Extracted records
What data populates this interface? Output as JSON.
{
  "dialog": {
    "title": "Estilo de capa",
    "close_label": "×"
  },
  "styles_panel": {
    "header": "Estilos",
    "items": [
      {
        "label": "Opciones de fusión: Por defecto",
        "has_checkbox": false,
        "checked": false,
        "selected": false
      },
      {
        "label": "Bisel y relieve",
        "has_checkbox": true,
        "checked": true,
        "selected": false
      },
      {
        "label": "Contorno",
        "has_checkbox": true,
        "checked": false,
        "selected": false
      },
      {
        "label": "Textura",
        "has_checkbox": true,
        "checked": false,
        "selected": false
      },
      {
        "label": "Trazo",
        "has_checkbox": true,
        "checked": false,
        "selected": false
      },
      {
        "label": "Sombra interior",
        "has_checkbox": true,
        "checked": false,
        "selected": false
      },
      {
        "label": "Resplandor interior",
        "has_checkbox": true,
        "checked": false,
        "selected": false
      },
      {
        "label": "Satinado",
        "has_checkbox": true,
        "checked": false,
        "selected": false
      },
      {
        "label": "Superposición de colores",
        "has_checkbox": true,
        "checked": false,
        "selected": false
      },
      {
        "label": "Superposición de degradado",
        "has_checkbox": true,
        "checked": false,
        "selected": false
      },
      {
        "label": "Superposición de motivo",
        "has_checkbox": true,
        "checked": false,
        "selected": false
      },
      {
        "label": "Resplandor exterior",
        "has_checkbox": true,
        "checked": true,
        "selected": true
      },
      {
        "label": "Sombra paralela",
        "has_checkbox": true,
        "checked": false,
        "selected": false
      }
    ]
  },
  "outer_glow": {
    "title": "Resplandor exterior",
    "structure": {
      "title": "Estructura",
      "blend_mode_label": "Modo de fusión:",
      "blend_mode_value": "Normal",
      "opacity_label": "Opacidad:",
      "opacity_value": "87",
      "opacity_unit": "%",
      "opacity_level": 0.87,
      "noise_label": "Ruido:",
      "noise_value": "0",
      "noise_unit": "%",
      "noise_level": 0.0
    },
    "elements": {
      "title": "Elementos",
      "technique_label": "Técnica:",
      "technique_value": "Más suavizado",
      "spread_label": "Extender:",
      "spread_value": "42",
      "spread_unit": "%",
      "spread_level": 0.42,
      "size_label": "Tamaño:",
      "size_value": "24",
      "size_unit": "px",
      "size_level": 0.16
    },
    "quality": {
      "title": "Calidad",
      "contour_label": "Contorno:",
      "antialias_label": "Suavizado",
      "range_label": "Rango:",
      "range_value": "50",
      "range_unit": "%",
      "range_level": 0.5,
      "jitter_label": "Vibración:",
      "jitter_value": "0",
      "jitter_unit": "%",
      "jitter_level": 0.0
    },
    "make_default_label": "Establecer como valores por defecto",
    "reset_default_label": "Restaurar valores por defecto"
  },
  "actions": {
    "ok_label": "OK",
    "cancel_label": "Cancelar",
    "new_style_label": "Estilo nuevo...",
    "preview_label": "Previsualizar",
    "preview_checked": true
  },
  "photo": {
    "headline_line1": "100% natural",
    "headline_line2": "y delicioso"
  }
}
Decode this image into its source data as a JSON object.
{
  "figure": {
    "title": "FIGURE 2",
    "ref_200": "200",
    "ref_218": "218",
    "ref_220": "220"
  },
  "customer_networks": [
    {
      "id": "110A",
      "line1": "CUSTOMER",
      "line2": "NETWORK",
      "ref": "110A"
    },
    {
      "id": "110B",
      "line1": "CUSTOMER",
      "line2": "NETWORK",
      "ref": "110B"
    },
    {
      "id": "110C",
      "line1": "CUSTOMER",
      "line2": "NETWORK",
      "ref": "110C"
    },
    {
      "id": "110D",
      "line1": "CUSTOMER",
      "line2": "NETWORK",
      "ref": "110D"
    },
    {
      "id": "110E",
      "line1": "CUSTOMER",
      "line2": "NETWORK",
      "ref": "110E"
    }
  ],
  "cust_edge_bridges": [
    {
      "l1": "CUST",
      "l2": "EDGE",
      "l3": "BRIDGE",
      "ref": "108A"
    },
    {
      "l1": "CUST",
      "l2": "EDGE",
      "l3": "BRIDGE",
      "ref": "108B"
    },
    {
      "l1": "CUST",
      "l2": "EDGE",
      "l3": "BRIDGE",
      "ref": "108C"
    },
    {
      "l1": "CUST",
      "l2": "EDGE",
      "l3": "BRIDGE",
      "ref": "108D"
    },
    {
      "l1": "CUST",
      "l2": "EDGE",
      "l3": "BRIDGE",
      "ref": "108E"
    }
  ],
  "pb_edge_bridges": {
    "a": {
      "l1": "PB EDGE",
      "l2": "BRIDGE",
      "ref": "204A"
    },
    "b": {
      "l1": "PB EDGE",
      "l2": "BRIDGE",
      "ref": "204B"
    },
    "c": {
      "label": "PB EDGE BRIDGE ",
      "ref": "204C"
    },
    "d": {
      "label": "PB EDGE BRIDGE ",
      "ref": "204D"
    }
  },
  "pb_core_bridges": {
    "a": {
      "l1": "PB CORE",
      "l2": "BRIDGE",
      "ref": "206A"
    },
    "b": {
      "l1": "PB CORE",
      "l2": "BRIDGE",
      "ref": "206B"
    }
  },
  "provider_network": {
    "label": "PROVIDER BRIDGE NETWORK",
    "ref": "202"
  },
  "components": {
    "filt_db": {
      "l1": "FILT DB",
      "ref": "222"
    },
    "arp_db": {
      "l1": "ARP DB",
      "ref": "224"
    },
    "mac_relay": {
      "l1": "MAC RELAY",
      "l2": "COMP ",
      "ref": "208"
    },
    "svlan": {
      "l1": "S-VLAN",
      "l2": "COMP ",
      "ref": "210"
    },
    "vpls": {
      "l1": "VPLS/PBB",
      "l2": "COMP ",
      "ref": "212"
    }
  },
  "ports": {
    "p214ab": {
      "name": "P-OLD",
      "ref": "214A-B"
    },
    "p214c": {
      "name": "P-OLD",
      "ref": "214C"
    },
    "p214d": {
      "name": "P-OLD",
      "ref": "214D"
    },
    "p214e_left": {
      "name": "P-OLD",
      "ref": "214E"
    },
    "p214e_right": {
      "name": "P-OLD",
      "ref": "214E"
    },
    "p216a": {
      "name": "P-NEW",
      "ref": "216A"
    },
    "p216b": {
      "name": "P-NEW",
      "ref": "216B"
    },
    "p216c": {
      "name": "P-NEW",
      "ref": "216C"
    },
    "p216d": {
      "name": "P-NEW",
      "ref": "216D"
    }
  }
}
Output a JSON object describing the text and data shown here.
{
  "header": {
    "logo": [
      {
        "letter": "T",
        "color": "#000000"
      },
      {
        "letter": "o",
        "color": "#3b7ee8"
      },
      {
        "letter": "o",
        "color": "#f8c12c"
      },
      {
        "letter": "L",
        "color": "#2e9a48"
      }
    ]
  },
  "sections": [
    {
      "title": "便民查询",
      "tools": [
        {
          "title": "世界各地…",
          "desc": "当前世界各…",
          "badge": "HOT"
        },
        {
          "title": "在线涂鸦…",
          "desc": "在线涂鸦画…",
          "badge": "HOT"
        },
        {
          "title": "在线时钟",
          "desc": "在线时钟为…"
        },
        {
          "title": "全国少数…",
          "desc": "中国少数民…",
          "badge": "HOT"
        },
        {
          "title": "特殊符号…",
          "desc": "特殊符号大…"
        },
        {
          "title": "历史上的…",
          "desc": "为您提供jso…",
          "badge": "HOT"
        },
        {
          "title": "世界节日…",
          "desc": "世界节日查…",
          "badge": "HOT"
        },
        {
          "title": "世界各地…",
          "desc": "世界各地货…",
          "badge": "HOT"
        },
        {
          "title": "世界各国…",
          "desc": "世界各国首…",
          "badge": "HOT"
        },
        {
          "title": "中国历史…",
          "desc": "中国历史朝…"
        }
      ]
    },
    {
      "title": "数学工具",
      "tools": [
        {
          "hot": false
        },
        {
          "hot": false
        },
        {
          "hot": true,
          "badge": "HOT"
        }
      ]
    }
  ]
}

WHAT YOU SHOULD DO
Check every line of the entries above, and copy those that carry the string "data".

REPLY TO THE EXERCISE
What data populates this interface? Output as JSON.
Decode this image into its source data as a JSON object.
Output a JSON object describing the text and data shown here.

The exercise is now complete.